VIDEO: Iranian-Canadians celebrate death of top general in Iran

That was the same message that Champagne tried to deliver after his talk with Jordan’s Foreign Minister Ayman Safadi.

Safadi said on Twitter that he had an “in-depth discussion” with Champagne that “emphasized all must work to deescalate rising tensions. Stressed #Iraq stability is key to regional security & central to defeating #Daesh. Int’l coalition must remain intact. Great ties.”

Mike Blanchfield, The Canadian Press


Like us on Facebook and follow us on Twitter.

Get local stories you won't find anywhere else right to your inbox.
Sign up here

Just Posted

Creston Valley Hospital addresses COVID-19 rumours regarding farms

‘Not one seasonal worker in Creston has tested positive for COVID-19,’ said Dr. Nerine Kleinhans

Creston ‘bunker’ receives a mural facelift thanks to local artist, Calgary painters

The marsh landscape mural was brought to life by Calgary’s Daniel J. Kirk and Lane Shordee, who sought to honour the area’s original terrain.

Creston Save-On-Foods prevented more than 100,00 kg of food from going to waste

Since May 2019, the grocery store has also helped to provide 127,196 meals to residents

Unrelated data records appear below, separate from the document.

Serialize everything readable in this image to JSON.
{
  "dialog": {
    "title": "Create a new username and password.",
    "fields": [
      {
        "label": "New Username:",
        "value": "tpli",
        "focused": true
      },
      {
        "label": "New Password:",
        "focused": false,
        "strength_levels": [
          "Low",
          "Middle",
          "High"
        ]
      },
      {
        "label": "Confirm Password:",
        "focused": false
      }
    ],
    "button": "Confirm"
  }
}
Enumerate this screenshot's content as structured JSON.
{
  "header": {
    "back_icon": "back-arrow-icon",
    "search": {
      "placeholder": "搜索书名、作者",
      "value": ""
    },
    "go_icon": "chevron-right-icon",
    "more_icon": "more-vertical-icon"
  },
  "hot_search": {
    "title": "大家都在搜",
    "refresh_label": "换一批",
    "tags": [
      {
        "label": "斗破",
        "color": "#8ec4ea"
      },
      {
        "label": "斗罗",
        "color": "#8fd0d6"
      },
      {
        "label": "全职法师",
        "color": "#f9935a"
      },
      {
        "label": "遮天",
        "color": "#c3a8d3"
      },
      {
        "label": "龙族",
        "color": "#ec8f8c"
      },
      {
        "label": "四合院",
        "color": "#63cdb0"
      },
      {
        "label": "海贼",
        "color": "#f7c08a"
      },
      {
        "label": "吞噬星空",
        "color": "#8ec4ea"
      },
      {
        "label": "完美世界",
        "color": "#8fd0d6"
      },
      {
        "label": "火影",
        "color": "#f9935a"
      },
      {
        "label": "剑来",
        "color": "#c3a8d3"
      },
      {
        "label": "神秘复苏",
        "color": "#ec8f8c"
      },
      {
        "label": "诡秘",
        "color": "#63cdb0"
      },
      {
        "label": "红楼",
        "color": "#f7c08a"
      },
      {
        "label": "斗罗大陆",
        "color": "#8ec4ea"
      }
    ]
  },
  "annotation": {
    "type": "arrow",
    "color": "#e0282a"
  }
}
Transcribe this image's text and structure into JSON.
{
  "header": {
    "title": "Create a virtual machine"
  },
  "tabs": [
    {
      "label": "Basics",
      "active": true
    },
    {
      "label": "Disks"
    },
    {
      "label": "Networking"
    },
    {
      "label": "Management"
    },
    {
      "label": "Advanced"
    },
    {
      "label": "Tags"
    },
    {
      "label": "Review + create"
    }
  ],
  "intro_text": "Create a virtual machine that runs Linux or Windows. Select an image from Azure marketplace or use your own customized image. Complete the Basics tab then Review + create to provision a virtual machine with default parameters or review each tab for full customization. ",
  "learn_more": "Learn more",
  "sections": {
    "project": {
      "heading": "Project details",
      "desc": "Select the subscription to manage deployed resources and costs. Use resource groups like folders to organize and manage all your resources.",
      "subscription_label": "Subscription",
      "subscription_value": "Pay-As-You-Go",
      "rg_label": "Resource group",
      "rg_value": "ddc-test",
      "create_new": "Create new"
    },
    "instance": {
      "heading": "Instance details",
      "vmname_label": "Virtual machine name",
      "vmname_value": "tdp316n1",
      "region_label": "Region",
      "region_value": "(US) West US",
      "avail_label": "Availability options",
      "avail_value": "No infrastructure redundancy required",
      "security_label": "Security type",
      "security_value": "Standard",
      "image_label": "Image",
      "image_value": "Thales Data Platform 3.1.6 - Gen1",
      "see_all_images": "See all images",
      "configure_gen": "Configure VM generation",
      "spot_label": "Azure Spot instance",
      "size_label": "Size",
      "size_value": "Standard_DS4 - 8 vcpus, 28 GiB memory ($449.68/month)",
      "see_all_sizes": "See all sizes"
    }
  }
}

Kootenay doctor among 82 physicians, dentists calling on province for mandatory mask rule

Open letter says masks should be worn in indoor public spaces, public transportation or in crowds

310 vehicle crashes in Creston between 2015 and 2019

The intersection where 10th Avenue North, Canyon Street, Cook Street and Northwest Boulevard meet accounted for the most crashes

371 British Columbians battling COVID-19, health officials confirm

Thursday (Aug. 6) saw a second straight day of nearly 50 new confirmed cases

Smoker Farms bringing craft-style cannabis to Beaverdell

Husband-wife team growing small-scale cultivations of marijuana

Visitors and non-residents entering closed remote B.C. First Nation’s territories

With limited resources, they say they don’t have any authority or power to enforce the closures

UBC loses appeal on Fisheries Act convictions

BC Supreme Court upholds order to pay $1.55-million fine

Masks to be mandatory on BC Transit, TransLink starting Aug. 24

Both BC Transit and TransLink made the announcement in separate press releases on Thursday

Acclaimed B.C. actor Brent Carver passes away

Carver, one of Canada’s greatest actors with a career spanning 40 years, passed away at home in Cranbrook

B.C. would not send students back to school if there was ‘overwhelming risk’: Horgan

Plan has left many parents across the province worried about their children’s safety

Canucks blank Wild 3-0, take series lead in penalty-filled NHL qualifying clash

Jacob Markstrom stops 27 shots to lead Vancouver past Minnesota

Most Read